An Introduction to Mythology
Page: 93 "that in this heaven are trees and forests of diverse sorts. The offerings which the living of this world make to the dead duly arrive at their destination, and are received in this heaven. After four years of sojourn in that place the souls of the dead are changed into diverse species of birds, having rich plumage of the most brilliant colours," These were known as tzinzonme ('little bird which flies from flower to flower'), and they flitted from blossom to blossom on earth as well as in Heaven, sucking the rich fragrance from the tropical blooms of the deep valleys of Anahuac.
Tlalocan, an even more material Paradise, was that of the water-god or deity of moisture, Tlaloc. Sahagun calls this a "terrestrial Paradise" "where they feign that there is surfeit of pleasure and refreshment, void for a space of torment." In that delectable region there is plenteousness of green maize, of calabashes, pepper, tomatoes, and haricots, and it is filled with variegated blossoms. There dwell the god Tlaloc and his followers. The persons who gain admittance are those slain by lightning or thunderbolt, the leprous, and the dropsical—those whose deaths have in any way been caused through the agency of water—for Tlaloc is god of that element; and existence there is perpetual. The Paradise of Tlaloc was situated in the mountains, in a climate of eternal summer.
The Hades of the Aztec race was Mictlan, presided over by Mictlantecutli (Lord of Mictlan) and his spouse (Mictecaciuatl). The souls of the defunct who fared thither were those who died of disease, chiefs, great personages, or humbler folk. On the day of death the priest harangued the deceased, telling him that he was about to fare to a region "where there is neither light nor window," but all was shadow—a veritable land of chiaroscuro, reached by a route swarming with grisly inimical forms. On arrival at the dreary court of Mictlan the defunct offered gifts to its lord—coloured paper, perfumes, and torches, mantles and other apparel, provided before cremation. It was a four years' journey to the first of the nine Hells of Mictlan, over a deep and wide river, on whose shores dwelt the dogs providently buried with the dead and employed to carry them across the stream.
Above the nine Hells of Mictlan were thirteen Heavens, the first containing planets, the second the Tzitzimime, or demons, the third the Centzon Mimizcoa, or four hundred stars of the Northern Hemisphere.

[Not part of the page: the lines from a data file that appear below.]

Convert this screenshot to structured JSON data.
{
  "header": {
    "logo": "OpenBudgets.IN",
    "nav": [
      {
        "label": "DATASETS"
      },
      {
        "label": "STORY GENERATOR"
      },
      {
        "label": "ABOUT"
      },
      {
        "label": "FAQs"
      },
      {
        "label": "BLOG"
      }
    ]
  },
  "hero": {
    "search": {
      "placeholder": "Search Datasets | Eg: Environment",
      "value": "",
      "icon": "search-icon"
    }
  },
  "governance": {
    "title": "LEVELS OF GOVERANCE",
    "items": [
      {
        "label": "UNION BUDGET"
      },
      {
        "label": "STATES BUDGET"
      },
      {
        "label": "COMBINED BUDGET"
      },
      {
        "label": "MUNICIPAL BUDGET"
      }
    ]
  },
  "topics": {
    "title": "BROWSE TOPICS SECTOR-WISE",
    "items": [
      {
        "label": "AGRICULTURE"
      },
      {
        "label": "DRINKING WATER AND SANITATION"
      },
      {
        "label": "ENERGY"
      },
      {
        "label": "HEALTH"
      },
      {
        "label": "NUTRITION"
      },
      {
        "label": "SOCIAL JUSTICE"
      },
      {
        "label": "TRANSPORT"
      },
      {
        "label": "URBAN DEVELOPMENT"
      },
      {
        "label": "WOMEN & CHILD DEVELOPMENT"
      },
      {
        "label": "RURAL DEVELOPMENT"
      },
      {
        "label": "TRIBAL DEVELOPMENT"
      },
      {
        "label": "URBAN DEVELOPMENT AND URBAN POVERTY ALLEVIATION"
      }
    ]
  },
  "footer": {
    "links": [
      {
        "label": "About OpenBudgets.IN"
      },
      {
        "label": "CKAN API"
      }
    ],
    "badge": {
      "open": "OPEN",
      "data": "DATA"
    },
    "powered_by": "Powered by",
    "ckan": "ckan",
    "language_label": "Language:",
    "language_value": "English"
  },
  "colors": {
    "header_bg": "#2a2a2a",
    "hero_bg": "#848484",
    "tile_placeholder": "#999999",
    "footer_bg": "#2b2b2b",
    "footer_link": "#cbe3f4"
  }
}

The fourth was inhabited by birds, the fifth by fire-snakes (perhaps comets); the sixth was the home of the winds; the seventh harboured dust; and in the eighth dwelt gods. The remainder were placed at the disposal of the high primal and creative gods, Tonacatecutli and his spouse Tonacaciuatl, whose particular home was in the thirteenth and highest Heaven.
The red men of North and South America knew no place of future reward or punishment. They regarded the future life merely as a shadowy extension of this—more wonderful, more supernatural, perhaps more desirable because of its material delights, but still of the earth earthy. The land of the sun was for them the land of future bliss.
"Where the sun lives," they informed the earliest foreign visitors, were the villages of the deceased, and the Milky Way which nightly spans the arch of Heaven was, in their opinion,[Pg 212] the road thither, and was called the path of souls (le chemin des âmes). To